A series of lawsuits in Pennsylvania, Texas and other fracking hotspots around the country have alleged either that the fracking process itself or the fluids pumped into and out of the ground to fracture the deeply buried shale have contaminated surrounding water supplies. One fracking-focused law firm posted a 240-page directory of lawsuits, many of which revolve around environmental concerns.
While landowners in many of those cases cry contamination because of raised levels of gases, in particular methane, in their water, industry representatives and fracking supporters dismiss the claims.
Their argument is simple: Areas are chosen for fracking because they already have high levels of natural gases sitting below them. Finding raised levels of natural gases, including methane, in local water supplies after fracking has started doesn’t prove a causal relationship between drilling and water quality. There are no baseline statistics against which to judge post-fracking water—no snapshot of “before” to prove that the “after” is any different.

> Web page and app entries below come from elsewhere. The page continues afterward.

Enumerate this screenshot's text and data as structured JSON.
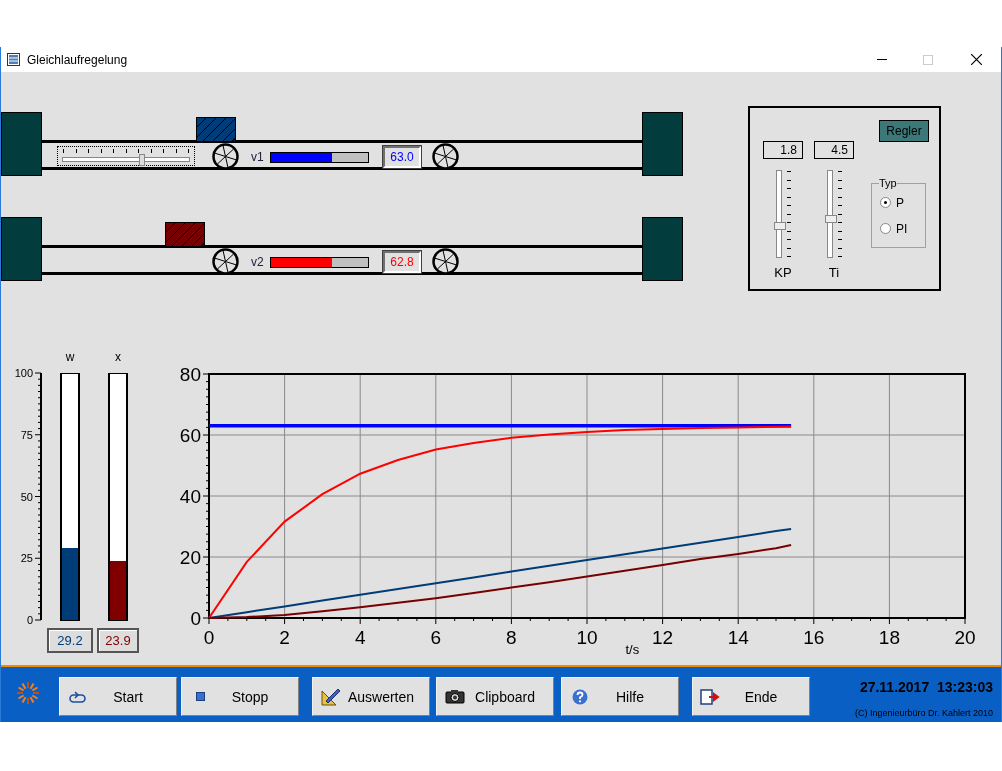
{
  "window": {
    "title": "Gleichlaufregelung"
  },
  "conveyors": [
    {
      "label": "v1",
      "box": {
        "level": 0.292,
        "color": "#003c78"
      },
      "slider": {
        "level": 0.64
      },
      "speed": {
        "level": 0.63,
        "color": "#0000ff"
      },
      "reading": "63.0"
    },
    {
      "label": "v2",
      "box": {
        "level": 0.239,
        "color": "#780000"
      },
      "speed": {
        "level": 0.628,
        "color": "#ff0000"
      },
      "reading": "62.8"
    }
  ],
  "controller": {
    "button": "Regler",
    "parameters": [
      {
        "value": "1.8",
        "level": 0.35,
        "label": "KP"
      },
      {
        "value": "4.5",
        "level": 0.44,
        "label": "Ti"
      }
    ],
    "type_group": {
      "title": "Typ",
      "options": [
        {
          "label": "P",
          "selected": true
        },
        {
          "label": "PI",
          "selected": false
        }
      ]
    }
  },
  "gauges": {
    "scale": [
      "100",
      "75",
      "50",
      "25",
      "0"
    ],
    "bars": [
      {
        "label": "w",
        "level": 0.292,
        "reading": "29.2",
        "color": "#003c78"
      },
      {
        "label": "x",
        "level": 0.239,
        "reading": "23.9",
        "color": "#800000"
      }
    ]
  },
  "chart": {
    "chart_data": {
      "type": "line",
      "xlabel": "t/s",
      "x": [
        0,
        1,
        2,
        3,
        4,
        5,
        6,
        7,
        8,
        9,
        10,
        11,
        12,
        13,
        14,
        15,
        15.4
      ],
      "series": [
        {
          "color": "#0000ff",
          "values": [
            63,
            63,
            63,
            63,
            63,
            63,
            63,
            63,
            63,
            63,
            63,
            63,
            63,
            63,
            63,
            63,
            63
          ]
        },
        {
          "color": "#ff0000",
          "values": [
            0,
            18.4,
            31.6,
            40.6,
            47.3,
            51.8,
            55.2,
            57.4,
            59.1,
            60.2,
            61.0,
            61.6,
            62.0,
            62.3,
            62.5,
            62.7,
            62.8
          ]
        },
        {
          "color": "#003c78",
          "values": [
            0,
            1.9,
            3.8,
            5.7,
            7.6,
            9.5,
            11.4,
            13.3,
            15.2,
            17.1,
            19,
            20.9,
            22.8,
            24.7,
            26.6,
            28.5,
            29.2
          ]
        },
        {
          "color": "#780000",
          "values": [
            0,
            0.3,
            1,
            2.2,
            3.5,
            5,
            6.5,
            8.2,
            10,
            11.7,
            13.6,
            15.5,
            17.4,
            19.3,
            21,
            22.9,
            23.9
          ]
        }
      ],
      "xlim": [
        0,
        20
      ],
      "ylim": [
        0,
        80
      ],
      "xticks": [
        0,
        2,
        4,
        6,
        8,
        10,
        12,
        14,
        16,
        18,
        20
      ],
      "yticks": [
        0,
        20,
        40,
        60,
        80
      ],
      "grid": true
    }
  },
  "toolbar": {
    "buttons": [
      {
        "label": "Start"
      },
      {
        "label": "Stopp"
      },
      {
        "label": "Auswerten"
      },
      {
        "label": "Clipboard"
      },
      {
        "label": "Hilfe"
      },
      {
        "label": "Ende"
      }
    ]
  },
  "status": {
    "datetime": "27.11.2017  13:23:03",
    "copyright": "(C) Ingenieurbüro Dr. Kahlert 2010"
  }
}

But in Ohio, unlike other states, researchers started gathering data ahead of the drilling cycle. GEOTAP is an effort led by UC geology professor Amy Townsend-Small, who is a national expert on testing for the presence of specific types of methane in the environment. She trained Botner and then accompanied her on the sample collection trip, bringing along three other female scientists-in-training.

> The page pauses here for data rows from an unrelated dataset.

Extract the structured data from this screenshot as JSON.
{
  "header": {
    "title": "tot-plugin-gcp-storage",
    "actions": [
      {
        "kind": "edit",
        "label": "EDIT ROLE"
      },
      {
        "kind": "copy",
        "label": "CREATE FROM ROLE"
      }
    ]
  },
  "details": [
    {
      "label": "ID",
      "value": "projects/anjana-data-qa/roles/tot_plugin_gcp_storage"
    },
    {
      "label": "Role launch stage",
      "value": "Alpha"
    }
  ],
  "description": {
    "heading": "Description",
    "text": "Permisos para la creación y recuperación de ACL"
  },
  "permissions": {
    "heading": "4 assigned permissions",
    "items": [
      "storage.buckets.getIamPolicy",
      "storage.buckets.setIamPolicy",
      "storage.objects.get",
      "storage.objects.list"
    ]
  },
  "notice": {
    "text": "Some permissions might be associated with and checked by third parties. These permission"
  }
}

“Training the next generation of scientists is an important part of all university research, and I’m proud to be mentoring all my students, particularly women, who have traditionally been underrepresented in the sciences,” said Townsend-Small, 37.
Already, the research team has been able to explain some preliminary results to residents. Botner found that a few water wells did have slightly elevated levels of methane, but was able to determine that the type of methane in the water was naturally occurring—it hadn’t been caused by natural gas drilling.

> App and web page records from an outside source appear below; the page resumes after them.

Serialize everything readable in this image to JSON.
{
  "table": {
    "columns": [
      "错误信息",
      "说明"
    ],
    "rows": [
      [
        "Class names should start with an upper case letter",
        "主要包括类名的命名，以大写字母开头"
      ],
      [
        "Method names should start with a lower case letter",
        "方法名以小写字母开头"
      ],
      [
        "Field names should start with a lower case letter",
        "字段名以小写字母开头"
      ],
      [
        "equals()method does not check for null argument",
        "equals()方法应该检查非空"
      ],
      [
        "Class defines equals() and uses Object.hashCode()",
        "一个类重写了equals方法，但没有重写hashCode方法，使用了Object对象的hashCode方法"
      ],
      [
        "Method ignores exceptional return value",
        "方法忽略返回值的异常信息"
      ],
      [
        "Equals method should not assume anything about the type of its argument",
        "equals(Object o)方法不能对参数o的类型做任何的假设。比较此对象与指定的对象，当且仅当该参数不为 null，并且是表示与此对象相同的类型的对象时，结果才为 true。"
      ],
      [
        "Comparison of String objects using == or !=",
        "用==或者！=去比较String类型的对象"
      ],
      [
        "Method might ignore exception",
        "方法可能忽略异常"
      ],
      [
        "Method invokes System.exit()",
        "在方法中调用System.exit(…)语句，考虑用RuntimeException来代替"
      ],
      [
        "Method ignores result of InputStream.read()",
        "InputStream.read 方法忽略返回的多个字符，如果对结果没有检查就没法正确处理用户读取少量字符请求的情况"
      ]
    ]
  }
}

“Overall, the project is very important because little or no published work on methane in groundwater in the Utica Shale region of eastern Ohio has been done,” Botner said.
Listening And Learning
Whether they live in log cabins set on gravelly hillsides off rural roads or on farms along state routes, residents in Carroll County share concerns about losing not only their water, but their quality of life.
They have cause for concern. An explosive well-pad fire in nearby Monroe County in late June 2014 spread to 20 trucks on the pad. A fish kill nearby is currently under investigation by the ODNR.
Carroll County is particularly vulnerable because of its sparse population and regulations. It has no municipal water supplies and no zoning laws (except for septic tanks). A local non-profit, Carroll Concerned Citizens, provides a forum for residents to learn about fracking and connect with government officials, but still, misinformation is common.
As a steady stream of trucks roars down their narrow roads, construction on new hotels seems oddly out of place along the rolling hills of farmland. Residents, who are watching warily as rent prices rise and newcomers from Texas and North Dakota move in for who knows how long, have plenty of questions.
Botner, who grew up on a farm and whose mountain accent blends with those of her Ohio agricultural peers, understands residents’ confusion and concerns.
“I believe scientists have a very important role in this type of field work,” she said. “These residents are very scared about what is happening close by, sometimes in their own backyard. It is difficult for community members to find a source of information they can trust.”
That trust extends beyond simply gathering data and reporting it back.
“We are able to give unbiased, sound information to community members and hopefully ease some of their fears of fracking,” she said. “Every time I am in the field and hear a ‘thank you’ from the participants, it reminds me of why I love working on this project and why it is important.”
Editor’s Note: WCPO Contributing Environmental Editor Elissa Yancey also works as an associate professor of journalism and an affiliate professor of environmental studies at the University of Cincinnati.